## Work to complete
For the word "fraction", search the records and show each line in which it occurs.

Dataset rows for apps and sites:
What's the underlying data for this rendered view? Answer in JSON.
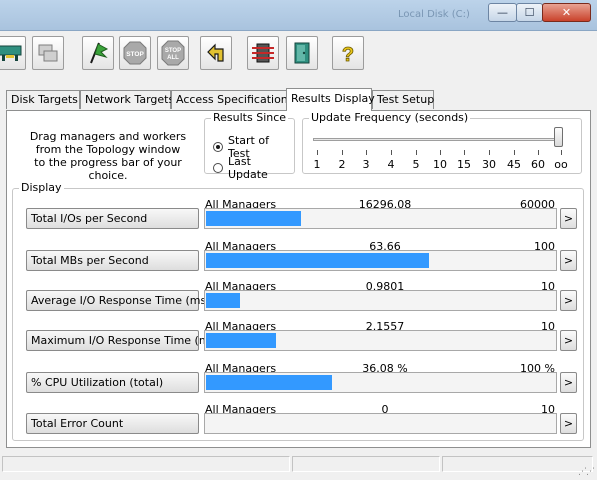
{
  "window": {
    "title": "Local Disk (C:)",
    "minimize_icon": "minimize-icon",
    "maximize_icon": "maximize-icon",
    "close_icon": "close-icon",
    "min_glyph": "—",
    "max_glyph": "☐",
    "close_glyph": "✕"
  },
  "toolbar": [
    {
      "name": "topology-icon",
      "color": "#2f8f7f"
    },
    {
      "name": "copy-worker-icon",
      "color": "#9a9a9a"
    },
    {
      "name": "start-flag-icon",
      "color": "#3aa33a"
    },
    {
      "name": "stop-icon",
      "label": "STOP",
      "color": "#9a9a9a"
    },
    {
      "name": "stop-all-icon",
      "label": "STOP ALL",
      "color": "#9a9a9a"
    },
    {
      "name": "reset-workers-icon",
      "color": "#e2c232"
    },
    {
      "name": "disconnect-icon",
      "color": "#c62828"
    },
    {
      "name": "exit-icon",
      "color": "#2f8f7f"
    },
    {
      "name": "help-icon",
      "label": "?",
      "color": "#e8c51a"
    }
  ],
  "tabs": [
    {
      "label": "Disk Targets",
      "active": false
    },
    {
      "label": "Network Targets",
      "active": false
    },
    {
      "label": "Access Specifications",
      "active": false
    },
    {
      "label": "Results Display",
      "active": true
    },
    {
      "label": "Test Setup",
      "active": false
    }
  ],
  "hint": {
    "line1": "Drag managers and workers",
    "line2": "from the Topology window",
    "line3": "to the progress bar of your choice."
  },
  "results_since": {
    "title": "Results Since",
    "options": [
      {
        "label": "Start of Test",
        "selected": true
      },
      {
        "label": "Last Update",
        "selected": false
      }
    ]
  },
  "update_frequency": {
    "title": "Update Frequency (seconds)",
    "ticks": [
      "1",
      "2",
      "3",
      "4",
      "5",
      "10",
      "15",
      "30",
      "45",
      "60",
      "oo"
    ],
    "selected": "oo"
  },
  "display": {
    "title": "Display",
    "bar_color": "#3399ff",
    "rows": [
      {
        "label": "Total I/Os per Second",
        "scope": "All Managers",
        "value": "16296.08",
        "max": "60000",
        "fraction": 0.27
      },
      {
        "label": "Total MBs per Second",
        "scope": "All Managers",
        "value": "63.66",
        "max": "100",
        "fraction": 0.6366
      },
      {
        "label": "Average I/O Response Time (ms)",
        "scope": "All Managers",
        "value": "0.9801",
        "max": "10",
        "fraction": 0.098
      },
      {
        "label": "Maximum I/O Response Time (ms)",
        "scope": "All Managers",
        "value": "2.1557",
        "max": "10",
        "fraction": 0.2
      },
      {
        "label": "% CPU Utilization (total)",
        "scope": "All Managers",
        "value": "36.08 %",
        "max": "100 %",
        "fraction": 0.36
      },
      {
        "label": "Total Error Count",
        "scope": "All Managers",
        "value": "0",
        "max": "10",
        "fraction": 0
      }
    ],
    "arrow_glyph": ">"
  }
}
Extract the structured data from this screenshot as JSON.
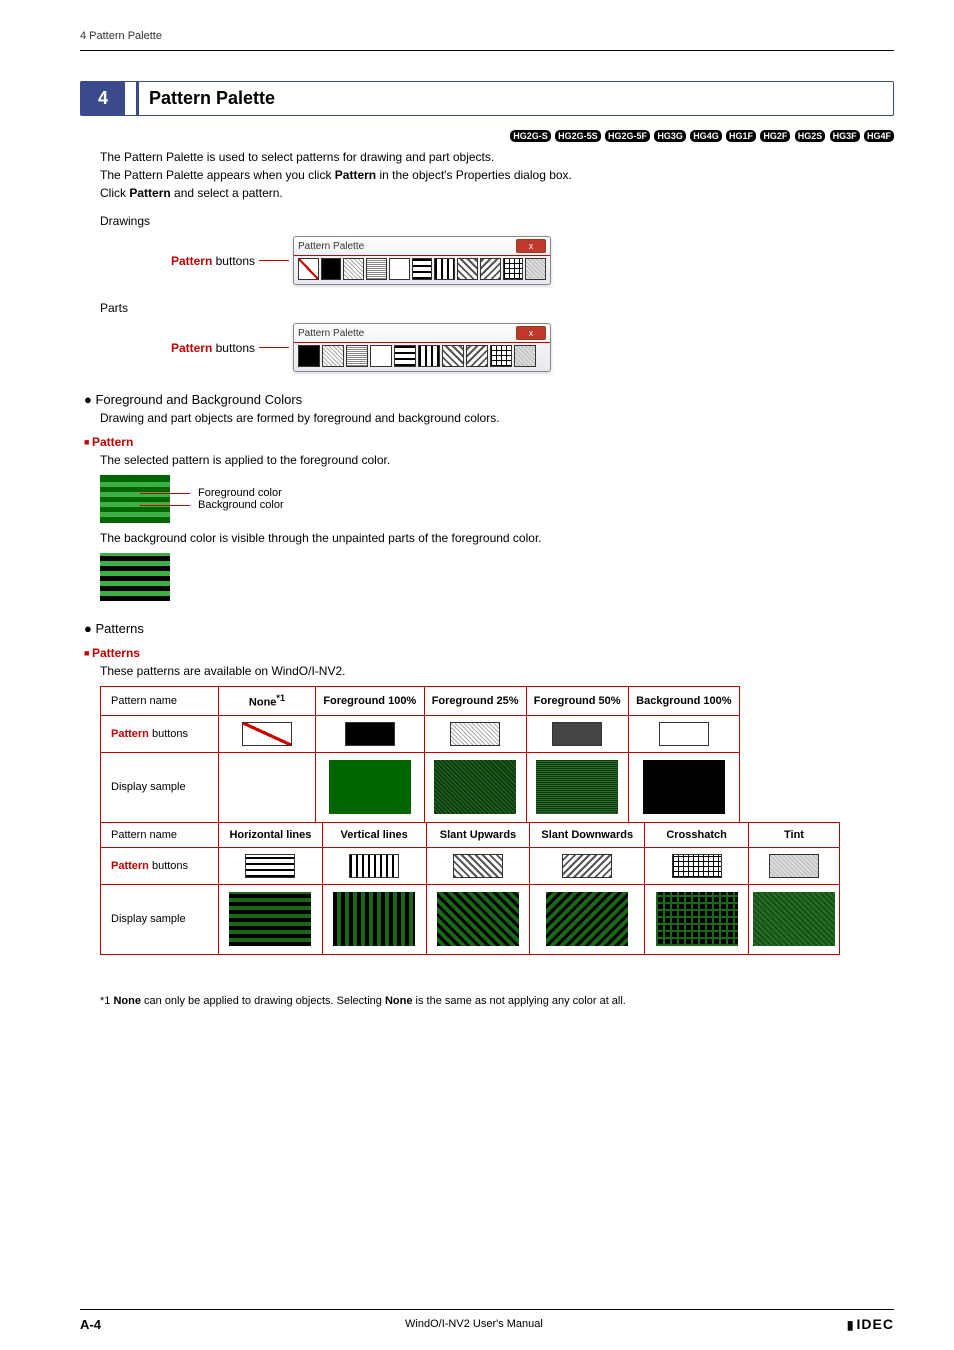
{
  "header": {
    "running": "4 Pattern Palette"
  },
  "title": {
    "num": "4",
    "text": "Pattern Palette"
  },
  "badges": [
    "HG2G-S",
    "HG2G-5S",
    "HG2G-5F",
    "HG3G",
    "HG4G",
    "HG1F",
    "HG2F",
    "HG2S",
    "HG3F",
    "HG4F"
  ],
  "intro": {
    "p1": "The Pattern Palette is used to select patterns for drawing and part objects.",
    "p2_a": "The Pattern Palette appears when you click ",
    "p2_b": "Pattern",
    "p2_c": " in the object's Properties dialog box.",
    "p3_a": "Click ",
    "p3_b": "Pattern",
    "p3_c": " and select a pattern."
  },
  "labels": {
    "drawings": "Drawings",
    "parts": "Parts",
    "pattern_buttons_a": "Pattern",
    "pattern_buttons_b": " buttons",
    "palette_title": "Pattern Palette",
    "close": "x"
  },
  "fgbg": {
    "heading": "Foreground and Background Colors",
    "desc": "Drawing and part objects are formed by foreground and background colors.",
    "sub": "Pattern",
    "line1": "The selected pattern is applied to the foreground color.",
    "callout_fg": "Foreground color",
    "callout_bg": "Background color",
    "line2": "The background color is visible through the unpainted parts of the foreground color."
  },
  "patterns": {
    "heading": "Patterns",
    "sub": "Patterns",
    "desc": "These patterns are available on WindO/I-NV2.",
    "row_name": "Pattern name",
    "row_btn_a": "Pattern",
    "row_btn_b": " buttons",
    "row_disp": "Display sample",
    "cols1": [
      "None*1",
      "Foreground 100%",
      "Foreground 25%",
      "Foreground 50%",
      "Background 100%"
    ],
    "cols2": [
      "Horizontal lines",
      "Vertical lines",
      "Slant Upwards",
      "Slant Downwards",
      "Crosshatch",
      "Tint"
    ],
    "none_sup_base": "None",
    "none_sup_s": "*1"
  },
  "footnote": {
    "prefix": "*1 ",
    "b1": "None",
    "mid": " can only be applied to drawing objects. Selecting ",
    "b2": "None",
    "suffix": " is the same as not applying any color at all."
  },
  "footer": {
    "page": "A-4",
    "manual": "WindO/I-NV2 User's Manual",
    "logo": "IDEC"
  }
}
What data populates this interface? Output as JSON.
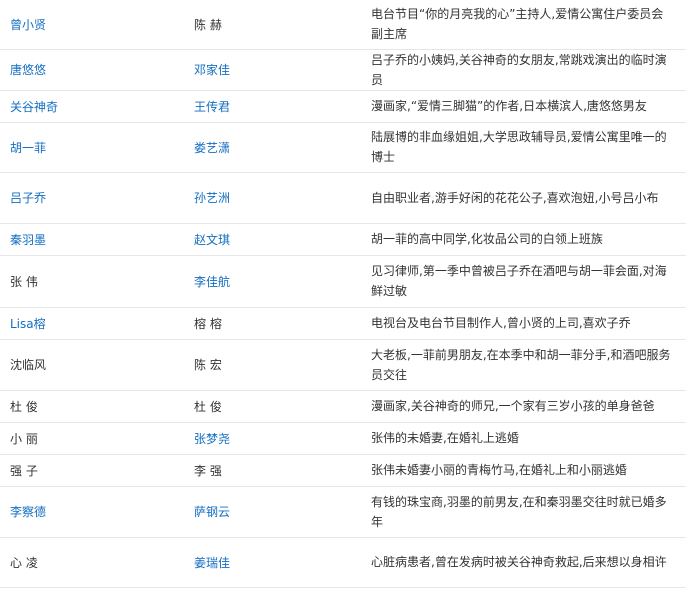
{
  "rows": [
    {
      "role": "曾小贤",
      "role_link": true,
      "actor": "陈 赫",
      "actor_link": false,
      "desc": "电台节目“你的月亮我的心”主持人,爱情公寓住户委员会副主席"
    },
    {
      "role": "唐悠悠",
      "role_link": true,
      "actor": "邓家佳",
      "actor_link": true,
      "desc": "吕子乔的小姨妈,关谷神奇的女朋友,常跳戏演出的临时演员"
    },
    {
      "role": "关谷神奇",
      "role_link": true,
      "actor": "王传君",
      "actor_link": true,
      "desc": "漫画家,“爱情三脚猫”的作者,日本横滨人,唐悠悠男友"
    },
    {
      "role": "胡一菲",
      "role_link": true,
      "actor": "娄艺潇",
      "actor_link": true,
      "desc": "陆展博的非血缘姐姐,大学思政辅导员,爱情公寓里唯一的博士"
    },
    {
      "role": "吕子乔",
      "role_link": true,
      "actor": "孙艺洲",
      "actor_link": true,
      "desc": "自由职业者,游手好闲的花花公子,喜欢泡妞,小号吕小布"
    },
    {
      "role": "秦羽墨",
      "role_link": true,
      "actor": "赵文琪",
      "actor_link": true,
      "desc": "胡一菲的高中同学,化妆品公司的白领上班族"
    },
    {
      "role": "张 伟",
      "role_link": false,
      "actor": "李佳航",
      "actor_link": true,
      "desc": "见习律师,第一季中曾被吕子乔在酒吧与胡一菲会面,对海鲜过敏"
    },
    {
      "role": "Lisa榕",
      "role_link": true,
      "actor": "榕 榕",
      "actor_link": false,
      "desc": "电视台及电台节目制作人,曾小贤的上司,喜欢子乔"
    },
    {
      "role": "沈临风",
      "role_link": false,
      "actor": "陈 宏",
      "actor_link": false,
      "desc": "大老板,一菲前男朋友,在本季中和胡一菲分手,和酒吧服务员交往"
    },
    {
      "role": "杜 俊",
      "role_link": false,
      "actor": "杜 俊",
      "actor_link": false,
      "desc": "漫画家,关谷神奇的师兄,一个家有三岁小孩的单身爸爸"
    },
    {
      "role": "小 丽",
      "role_link": false,
      "actor": "张梦尧",
      "actor_link": true,
      "desc": "张伟的未婚妻,在婚礼上逃婚"
    },
    {
      "role": "强 子",
      "role_link": false,
      "actor": "李 强",
      "actor_link": false,
      "desc": "张伟未婚妻小丽的青梅竹马,在婚礼上和小丽逃婚"
    },
    {
      "role": "李察德",
      "role_link": true,
      "actor": "萨钢云",
      "actor_link": true,
      "desc": "有钱的珠宝商,羽墨的前男友,在和秦羽墨交往时就已婚多年"
    },
    {
      "role": "心 凌",
      "role_link": false,
      "actor": "姜瑞佳",
      "actor_link": true,
      "desc": "心脏病患者,曾在发病时被关谷神奇救起,后来想以身相许"
    }
  ],
  "colors": {
    "link": "#136ec2",
    "text": "#333333",
    "border": "#e6e6e6"
  }
}
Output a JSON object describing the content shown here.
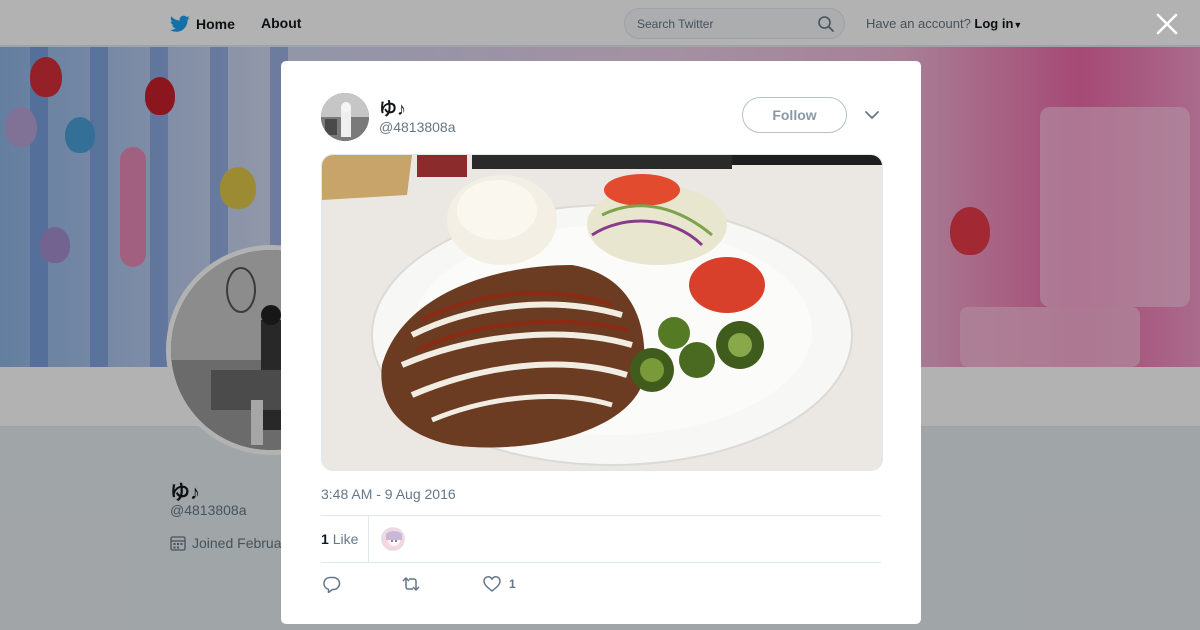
{
  "nav": {
    "home_label": "Home",
    "about_label": "About",
    "search_placeholder": "Search Twitter",
    "account_prompt": "Have an account?",
    "login_label": "Log in"
  },
  "profile": {
    "name": "ゆ♪",
    "handle": "@4813808a",
    "joined_visible": "Joined Februa"
  },
  "tweet": {
    "author_name": "ゆ♪",
    "author_handle": "@4813808a",
    "follow_label": "Follow",
    "timestamp": "3:48 AM - 9 Aug 2016",
    "likes_count": "1",
    "likes_label": "Like",
    "like_action_count": "1"
  },
  "colors": {
    "brand": "#1da1f2",
    "muted": "#657786",
    "border": "#e1e8ed"
  },
  "icons": [
    "twitter-bird-icon",
    "search-icon",
    "caret-down-icon",
    "close-icon",
    "chevron-down-icon",
    "calendar-icon",
    "reply-icon",
    "retweet-icon",
    "heart-icon"
  ]
}
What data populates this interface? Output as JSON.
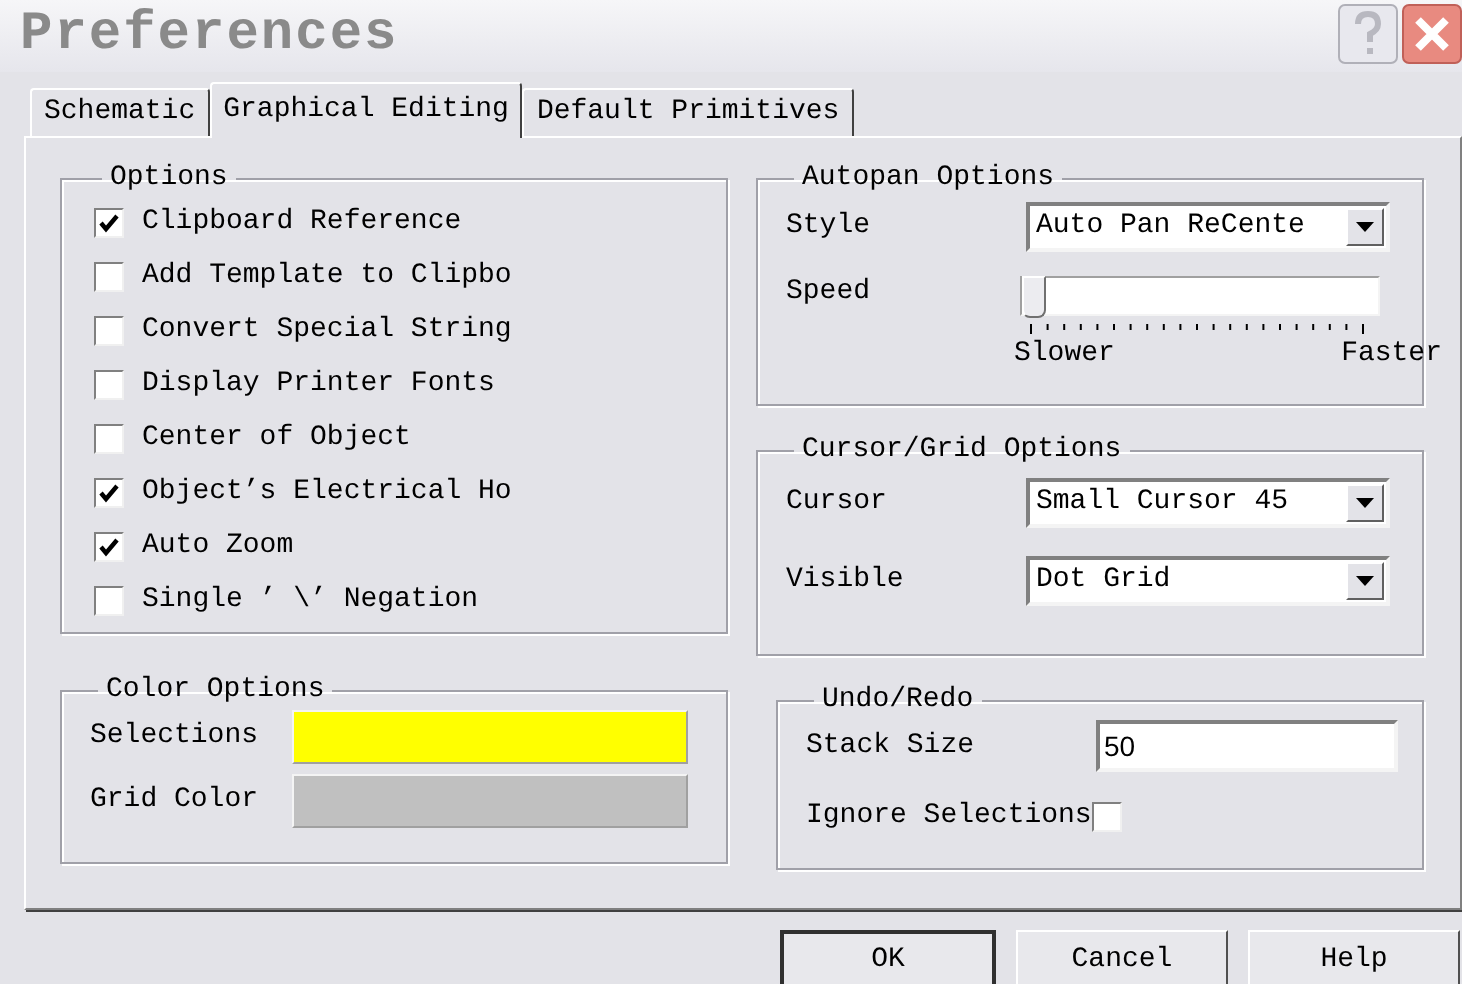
{
  "window": {
    "title": "Preferences"
  },
  "tabs": [
    {
      "label": "Schematic",
      "selected": false
    },
    {
      "label": "Graphical Editing",
      "selected": true
    },
    {
      "label": "Default Primitives",
      "selected": false
    }
  ],
  "options": {
    "title": "Options",
    "items": [
      {
        "label": "Clipboard Reference",
        "checked": true
      },
      {
        "label": "Add Template to Clipbo",
        "checked": false
      },
      {
        "label": "Convert Special String",
        "checked": false
      },
      {
        "label": "Display Printer Fonts",
        "checked": false
      },
      {
        "label": "Center of Object",
        "checked": false
      },
      {
        "label": "Object’s Electrical Ho",
        "checked": true
      },
      {
        "label": "Auto Zoom",
        "checked": true
      },
      {
        "label": "Single ’ \\’ Negation",
        "checked": false
      }
    ]
  },
  "color_options": {
    "title": "Color Options",
    "items": [
      {
        "label": "Selections",
        "color": "#ffff00"
      },
      {
        "label": "Grid Color",
        "color": "#c0c0c0"
      }
    ]
  },
  "autopan": {
    "title": "Autopan Options",
    "style": {
      "label": "Style",
      "value": "Auto Pan ReCente"
    },
    "speed": {
      "label": "Speed",
      "level": 0,
      "min_label": "Slower",
      "max_label": "Faster"
    }
  },
  "cursor_grid": {
    "title": "Cursor/Grid Options",
    "rows": [
      {
        "label": "Cursor",
        "value": "Small Cursor 45"
      },
      {
        "label": "Visible",
        "value": "Dot Grid"
      }
    ]
  },
  "undo_redo": {
    "title": "Undo/Redo",
    "stack_size": {
      "label": "Stack Size",
      "value": "50"
    },
    "ignore_selections": {
      "label": "Ignore Selections",
      "checked": false
    }
  },
  "buttons": [
    {
      "label": "OK",
      "default": true
    },
    {
      "label": "Cancel",
      "default": false
    },
    {
      "label": "Help",
      "default": false
    }
  ]
}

## Final answer
        "fraction": 0.27
        "fraction": 0.6366
        "fraction": 0.098
        "fraction": 0.2
        "fraction": 0.36
        "fraction": 0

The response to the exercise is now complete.